*WORK REQUEST:* Print out every line of the material exactly. Include no pictures.

***** SUPPLIED MATERIAL

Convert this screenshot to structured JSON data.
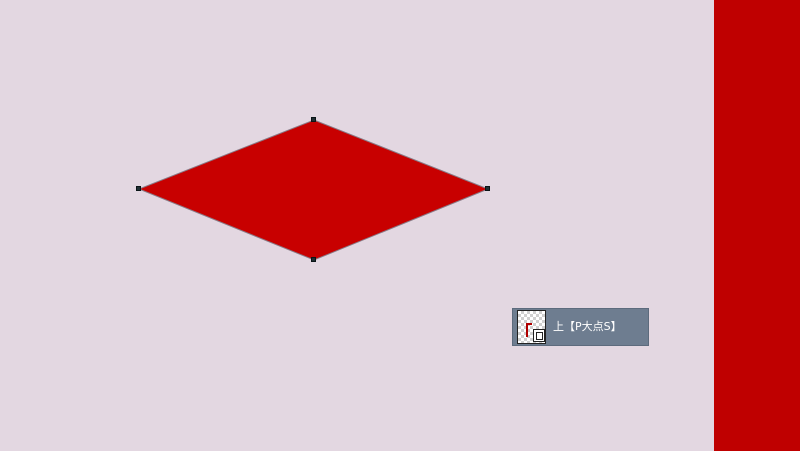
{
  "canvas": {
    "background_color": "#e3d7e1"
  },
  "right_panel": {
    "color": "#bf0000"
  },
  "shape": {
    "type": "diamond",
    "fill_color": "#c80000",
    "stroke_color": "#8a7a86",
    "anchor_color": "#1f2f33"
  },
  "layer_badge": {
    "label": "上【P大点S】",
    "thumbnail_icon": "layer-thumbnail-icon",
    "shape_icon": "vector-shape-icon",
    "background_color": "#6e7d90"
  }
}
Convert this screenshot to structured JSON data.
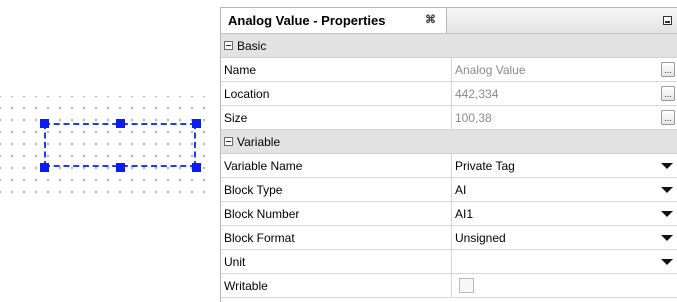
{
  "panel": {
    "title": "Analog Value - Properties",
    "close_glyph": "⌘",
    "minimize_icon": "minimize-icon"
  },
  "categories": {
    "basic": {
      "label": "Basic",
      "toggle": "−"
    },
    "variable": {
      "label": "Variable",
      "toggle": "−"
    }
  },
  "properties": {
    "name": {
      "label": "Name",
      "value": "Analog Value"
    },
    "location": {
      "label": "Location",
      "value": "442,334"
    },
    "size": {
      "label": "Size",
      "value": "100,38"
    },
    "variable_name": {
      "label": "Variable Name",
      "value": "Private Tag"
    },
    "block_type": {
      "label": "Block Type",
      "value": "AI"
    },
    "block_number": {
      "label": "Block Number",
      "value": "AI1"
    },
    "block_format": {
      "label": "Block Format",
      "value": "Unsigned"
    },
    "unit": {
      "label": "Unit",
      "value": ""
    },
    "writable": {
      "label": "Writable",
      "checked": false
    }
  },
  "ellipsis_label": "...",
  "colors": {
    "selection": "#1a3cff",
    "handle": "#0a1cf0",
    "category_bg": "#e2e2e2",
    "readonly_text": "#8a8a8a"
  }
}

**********

*RESULT FOR THIS EXERCISE:*
Convert this screenshot to structured JSON data.
{
  "canvas": {
    "background_color": "#e3d7e1"
  },
  "right_panel": {
    "color": "#bf0000"
  },
  "shape": {
    "type": "diamond",
    "fill_color": "#c80000",
    "stroke_color": "#8a7a86",
    "anchor_color": "#1f2f33"
  },
  "layer_badge": {
    "label": "上【P大点S】",
    "thumbnail_icon": "layer-thumbnail-icon",
    "shape_icon": "vector-shape-icon",
    "background_color": "#6e7d90"
  }
}
Convert this screenshot to structured JSON data.
{
  "panel": {
    "title": "Analog Value - Properties",
    "close_glyph": "⌘",
    "minimize_icon": "minimize-icon"
  },
  "categories": {
    "basic": {
      "label": "Basic",
      "toggle": "−"
    },
    "variable": {
      "label": "Variable",
      "toggle": "−"
    }
  },
  "properties": {
    "name": {
      "label": "Name",
      "value": "Analog Value"
    },
    "location": {
      "label": "Location",
      "value": "442,334"
    },
    "size": {
      "label": "Size",
      "value": "100,38"
    },
    "variable_name": {
      "label": "Variable Name",
      "value": "Private Tag"
    },
    "block_type": {
      "label": "Block Type",
      "value": "AI"
    },
    "block_number": {
      "label": "Block Number",
      "value": "AI1"
    },
    "block_format": {
      "label": "Block Format",
      "value": "Unsigned"
    },
    "unit": {
      "label": "Unit",
      "value": ""
    },
    "writable": {
      "label": "Writable",
      "checked": false
    }
  },
  "ellipsis_label": "...",
  "colors": {
    "selection": "#1a3cff",
    "handle": "#0a1cf0",
    "category_bg": "#e2e2e2",
    "readonly_text": "#8a8a8a"
  }
}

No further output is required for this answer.